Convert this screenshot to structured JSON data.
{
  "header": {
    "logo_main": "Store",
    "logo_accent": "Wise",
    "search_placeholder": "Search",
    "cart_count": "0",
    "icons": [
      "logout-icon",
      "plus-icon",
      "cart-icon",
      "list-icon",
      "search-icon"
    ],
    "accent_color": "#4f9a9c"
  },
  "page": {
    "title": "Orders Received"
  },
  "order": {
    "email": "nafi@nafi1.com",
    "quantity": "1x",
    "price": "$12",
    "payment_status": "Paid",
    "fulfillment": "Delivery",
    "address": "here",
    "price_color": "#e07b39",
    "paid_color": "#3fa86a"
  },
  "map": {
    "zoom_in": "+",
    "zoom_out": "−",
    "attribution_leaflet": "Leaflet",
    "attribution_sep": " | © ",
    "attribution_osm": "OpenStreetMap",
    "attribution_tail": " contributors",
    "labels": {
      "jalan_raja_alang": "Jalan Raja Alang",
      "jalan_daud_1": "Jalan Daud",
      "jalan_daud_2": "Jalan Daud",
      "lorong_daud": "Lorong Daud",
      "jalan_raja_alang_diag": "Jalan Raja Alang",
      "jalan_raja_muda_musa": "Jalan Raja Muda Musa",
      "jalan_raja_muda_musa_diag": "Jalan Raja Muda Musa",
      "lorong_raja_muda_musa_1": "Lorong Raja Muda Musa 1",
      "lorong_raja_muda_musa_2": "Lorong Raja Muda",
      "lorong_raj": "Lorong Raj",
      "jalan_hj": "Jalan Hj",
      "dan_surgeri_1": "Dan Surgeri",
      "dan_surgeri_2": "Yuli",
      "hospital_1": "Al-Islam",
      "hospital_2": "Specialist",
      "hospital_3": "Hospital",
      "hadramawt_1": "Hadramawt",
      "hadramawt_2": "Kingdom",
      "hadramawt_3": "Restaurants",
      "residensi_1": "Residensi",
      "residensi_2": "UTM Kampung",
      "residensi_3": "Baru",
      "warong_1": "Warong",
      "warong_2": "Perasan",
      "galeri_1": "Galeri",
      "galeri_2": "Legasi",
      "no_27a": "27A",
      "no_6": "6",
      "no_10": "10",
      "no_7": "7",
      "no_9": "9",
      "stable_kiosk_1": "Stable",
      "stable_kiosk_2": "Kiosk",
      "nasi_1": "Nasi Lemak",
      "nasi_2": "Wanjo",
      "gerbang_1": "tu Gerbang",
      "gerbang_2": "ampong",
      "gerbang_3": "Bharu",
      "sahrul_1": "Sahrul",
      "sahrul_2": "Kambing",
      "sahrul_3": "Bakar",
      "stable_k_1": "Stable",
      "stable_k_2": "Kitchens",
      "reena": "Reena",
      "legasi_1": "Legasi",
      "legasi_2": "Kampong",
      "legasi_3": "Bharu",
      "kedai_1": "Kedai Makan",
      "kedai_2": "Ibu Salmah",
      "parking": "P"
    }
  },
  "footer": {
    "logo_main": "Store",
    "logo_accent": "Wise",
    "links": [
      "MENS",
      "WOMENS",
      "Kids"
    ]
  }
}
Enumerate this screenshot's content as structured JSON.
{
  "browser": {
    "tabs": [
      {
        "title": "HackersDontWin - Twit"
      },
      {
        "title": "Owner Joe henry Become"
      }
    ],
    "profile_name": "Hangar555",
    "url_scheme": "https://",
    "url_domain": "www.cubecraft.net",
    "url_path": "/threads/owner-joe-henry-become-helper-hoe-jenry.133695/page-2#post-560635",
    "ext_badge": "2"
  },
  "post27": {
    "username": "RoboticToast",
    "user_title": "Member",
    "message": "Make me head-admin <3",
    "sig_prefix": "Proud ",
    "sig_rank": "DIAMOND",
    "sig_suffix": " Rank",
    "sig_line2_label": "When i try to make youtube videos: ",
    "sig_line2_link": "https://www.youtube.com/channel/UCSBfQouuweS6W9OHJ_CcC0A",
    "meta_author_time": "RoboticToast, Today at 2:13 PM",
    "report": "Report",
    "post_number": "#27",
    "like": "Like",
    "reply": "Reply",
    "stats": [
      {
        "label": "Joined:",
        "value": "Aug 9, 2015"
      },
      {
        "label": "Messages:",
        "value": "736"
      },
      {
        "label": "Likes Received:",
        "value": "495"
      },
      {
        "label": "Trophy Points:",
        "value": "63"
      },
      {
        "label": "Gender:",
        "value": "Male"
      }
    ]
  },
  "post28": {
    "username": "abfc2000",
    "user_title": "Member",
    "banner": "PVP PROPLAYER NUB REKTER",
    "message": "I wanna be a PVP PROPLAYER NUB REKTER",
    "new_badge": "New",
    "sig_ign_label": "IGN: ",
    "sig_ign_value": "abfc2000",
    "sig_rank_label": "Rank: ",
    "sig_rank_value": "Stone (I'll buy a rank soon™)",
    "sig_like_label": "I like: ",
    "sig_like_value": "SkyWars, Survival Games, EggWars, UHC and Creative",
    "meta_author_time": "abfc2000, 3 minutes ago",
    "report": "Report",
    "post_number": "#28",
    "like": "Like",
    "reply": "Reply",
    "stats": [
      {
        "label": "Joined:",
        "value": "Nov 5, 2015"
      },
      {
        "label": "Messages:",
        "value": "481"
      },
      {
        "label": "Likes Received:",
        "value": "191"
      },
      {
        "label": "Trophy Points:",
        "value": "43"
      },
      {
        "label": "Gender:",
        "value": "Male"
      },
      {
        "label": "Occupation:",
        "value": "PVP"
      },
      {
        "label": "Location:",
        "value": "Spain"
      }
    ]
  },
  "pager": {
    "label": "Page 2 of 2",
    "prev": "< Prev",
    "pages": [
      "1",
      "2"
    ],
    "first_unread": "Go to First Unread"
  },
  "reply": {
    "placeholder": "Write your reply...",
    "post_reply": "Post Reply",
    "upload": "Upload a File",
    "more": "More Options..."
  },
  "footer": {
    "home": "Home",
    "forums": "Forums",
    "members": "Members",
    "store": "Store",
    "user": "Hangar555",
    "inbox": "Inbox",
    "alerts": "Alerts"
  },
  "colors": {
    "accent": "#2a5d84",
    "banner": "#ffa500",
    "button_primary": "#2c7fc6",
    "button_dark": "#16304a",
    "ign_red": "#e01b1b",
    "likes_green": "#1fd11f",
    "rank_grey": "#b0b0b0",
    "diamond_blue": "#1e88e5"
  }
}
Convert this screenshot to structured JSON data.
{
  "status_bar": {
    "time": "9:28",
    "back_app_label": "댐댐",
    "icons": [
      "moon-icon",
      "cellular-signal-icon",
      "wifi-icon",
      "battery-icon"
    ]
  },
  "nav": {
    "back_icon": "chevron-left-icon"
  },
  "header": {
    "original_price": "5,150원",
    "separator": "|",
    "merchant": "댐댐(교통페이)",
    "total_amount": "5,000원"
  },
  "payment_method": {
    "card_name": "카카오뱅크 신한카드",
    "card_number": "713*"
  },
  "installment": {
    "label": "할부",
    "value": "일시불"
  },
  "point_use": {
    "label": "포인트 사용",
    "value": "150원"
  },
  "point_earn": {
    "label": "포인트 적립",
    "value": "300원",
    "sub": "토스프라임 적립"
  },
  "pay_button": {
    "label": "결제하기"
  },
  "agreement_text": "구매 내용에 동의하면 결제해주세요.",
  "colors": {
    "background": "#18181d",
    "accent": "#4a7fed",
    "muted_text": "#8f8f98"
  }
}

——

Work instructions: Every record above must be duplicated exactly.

Response to this exercise:
Convert this screenshot to structured JSON data.
{
  "header": {
    "logo_main": "Store",
    "logo_accent": "Wise",
    "search_placeholder": "Search",
    "cart_count": "0",
    "icons": [
      "logout-icon",
      "plus-icon",
      "cart-icon",
      "list-icon",
      "search-icon"
    ],
    "accent_color": "#4f9a9c"
  },
  "page": {
    "title": "Orders Received"
  },
  "order": {
    "email": "nafi@nafi1.com",
    "quantity": "1x",
    "price": "$12",
    "payment_status": "Paid",
    "fulfillment": "Delivery",
    "address": "here",
    "price_color": "#e07b39",
    "paid_color": "#3fa86a"
  },
  "map": {
    "zoom_in": "+",
    "zoom_out": "−",
    "attribution_leaflet": "Leaflet",
    "attribution_sep": " | © ",
    "attribution_osm": "OpenStreetMap",
    "attribution_tail": " contributors",
    "labels": {
      "jalan_raja_alang": "Jalan Raja Alang",
      "jalan_daud_1": "Jalan Daud",
      "jalan_daud_2": "Jalan Daud",
      "lorong_daud": "Lorong Daud",
      "jalan_raja_alang_diag": "Jalan Raja Alang",
      "jalan_raja_muda_musa": "Jalan Raja Muda Musa",
      "jalan_raja_muda_musa_diag": "Jalan Raja Muda Musa",
      "lorong_raja_muda_musa_1": "Lorong Raja Muda Musa 1",
      "lorong_raja_muda_musa_2": "Lorong Raja Muda",
      "lorong_raj": "Lorong Raj",
      "jalan_hj": "Jalan Hj",
      "dan_surgeri_1": "Dan Surgeri",
      "dan_surgeri_2": "Yuli",
      "hospital_1": "Al-Islam",
      "hospital_2": "Specialist",
      "hospital_3": "Hospital",
      "hadramawt_1": "Hadramawt",
      "hadramawt_2": "Kingdom",
      "hadramawt_3": "Restaurants",
      "residensi_1": "Residensi",
      "residensi_2": "UTM Kampung",
      "residensi_3": "Baru",
      "warong_1": "Warong",
      "warong_2": "Perasan",
      "galeri_1": "Galeri",
      "galeri_2": "Legasi",
      "no_27a": "27A",
      "no_6": "6",
      "no_10": "10",
      "no_7": "7",
      "no_9": "9",
      "stable_kiosk_1": "Stable",
      "stable_kiosk_2": "Kiosk",
      "nasi_1": "Nasi Lemak",
      "nasi_2": "Wanjo",
      "gerbang_1": "tu Gerbang",
      "gerbang_2": "ampong",
      "gerbang_3": "Bharu",
      "sahrul_1": "Sahrul",
      "sahrul_2": "Kambing",
      "sahrul_3": "Bakar",
      "stable_k_1": "Stable",
      "stable_k_2": "Kitchens",
      "reena": "Reena",
      "legasi_1": "Legasi",
      "legasi_2": "Kampong",
      "legasi_3": "Bharu",
      "kedai_1": "Kedai Makan",
      "kedai_2": "Ibu Salmah",
      "parking": "P"
    }
  },
  "footer": {
    "logo_main": "Store",
    "logo_accent": "Wise",
    "links": [
      "MENS",
      "WOMENS",
      "Kids"
    ]
  }
}
Enumerate this screenshot's content as structured JSON.
{
  "browser": {
    "tabs": [
      {
        "title": "HackersDontWin - Twit"
      },
      {
        "title": "Owner Joe henry Become"
      }
    ],
    "profile_name": "Hangar555",
    "url_scheme": "https://",
    "url_domain": "www.cubecraft.net",
    "url_path": "/threads/owner-joe-henry-become-helper-hoe-jenry.133695/page-2#post-560635",
    "ext_badge": "2"
  },
  "post27": {
    "username": "RoboticToast",
    "user_title": "Member",
    "message": "Make me head-admin <3",
    "sig_prefix": "Proud ",
    "sig_rank": "DIAMOND",
    "sig_suffix": " Rank",
    "sig_line2_label": "When i try to make youtube videos: ",
    "sig_line2_link": "https://www.youtube.com/channel/UCSBfQouuweS6W9OHJ_CcC0A",
    "meta_author_time": "RoboticToast, Today at 2:13 PM",
    "report": "Report",
    "post_number": "#27",
    "like": "Like",
    "reply": "Reply",
    "stats": [
      {
        "label": "Joined:",
        "value": "Aug 9, 2015"
      },
      {
        "label": "Messages:",
        "value": "736"
      },
      {
        "label": "Likes Received:",
        "value": "495"
      },
      {
        "label": "Trophy Points:",
        "value": "63"
      },
      {
        "label": "Gender:",
        "value": "Male"
      }
    ]
  },
  "post28": {
    "username": "abfc2000",
    "user_title": "Member",
    "banner": "PVP PROPLAYER NUB REKTER",
    "message": "I wanna be a PVP PROPLAYER NUB REKTER",
    "new_badge": "New",
    "sig_ign_label": "IGN: ",
    "sig_ign_value": "abfc2000",
    "sig_rank_label": "Rank: ",
    "sig_rank_value": "Stone (I'll buy a rank soon™)",
    "sig_like_label": "I like: ",
    "sig_like_value": "SkyWars, Survival Games, EggWars, UHC and Creative",
    "meta_author_time": "abfc2000, 3 minutes ago",
    "report": "Report",
    "post_number": "#28",
    "like": "Like",
    "reply": "Reply",
    "stats": [
      {
        "label": "Joined:",
        "value": "Nov 5, 2015"
      },
      {
        "label": "Messages:",
        "value": "481"
      },
      {
        "label": "Likes Received:",
        "value": "191"
      },
      {
        "label": "Trophy Points:",
        "value": "43"
      },
      {
        "label": "Gender:",
        "value": "Male"
      },
      {
        "label": "Occupation:",
        "value": "PVP"
      },
      {
        "label": "Location:",
        "value": "Spain"
      }
    ]
  },
  "pager": {
    "label": "Page 2 of 2",
    "prev": "< Prev",
    "pages": [
      "1",
      "2"
    ],
    "first_unread": "Go to First Unread"
  },
  "reply": {
    "placeholder": "Write your reply...",
    "post_reply": "Post Reply",
    "upload": "Upload a File",
    "more": "More Options..."
  },
  "footer": {
    "home": "Home",
    "forums": "Forums",
    "members": "Members",
    "store": "Store",
    "user": "Hangar555",
    "inbox": "Inbox",
    "alerts": "Alerts"
  },
  "colors": {
    "accent": "#2a5d84",
    "banner": "#ffa500",
    "button_primary": "#2c7fc6",
    "button_dark": "#16304a",
    "ign_red": "#e01b1b",
    "likes_green": "#1fd11f",
    "rank_grey": "#b0b0b0",
    "diamond_blue": "#1e88e5"
  }
}
Convert this screenshot to structured JSON data.
{
  "status_bar": {
    "time": "9:28",
    "back_app_label": "댐댐",
    "icons": [
      "moon-icon",
      "cellular-signal-icon",
      "wifi-icon",
      "battery-icon"
    ]
  },
  "nav": {
    "back_icon": "chevron-left-icon"
  },
  "header": {
    "original_price": "5,150원",
    "separator": "|",
    "merchant": "댐댐(교통페이)",
    "total_amount": "5,000원"
  },
  "payment_method": {
    "card_name": "카카오뱅크 신한카드",
    "card_number": "713*"
  },
  "installment": {
    "label": "할부",
    "value": "일시불"
  },
  "point_use": {
    "label": "포인트 사용",
    "value": "150원"
  },
  "point_earn": {
    "label": "포인트 적립",
    "value": "300원",
    "sub": "토스프라임 적립"
  },
  "pay_button": {
    "label": "결제하기"
  },
  "agreement_text": "구매 내용에 동의하면 결제해주세요.",
  "colors": {
    "background": "#18181d",
    "accent": "#4a7fed",
    "muted_text": "#8f8f98"
  }
}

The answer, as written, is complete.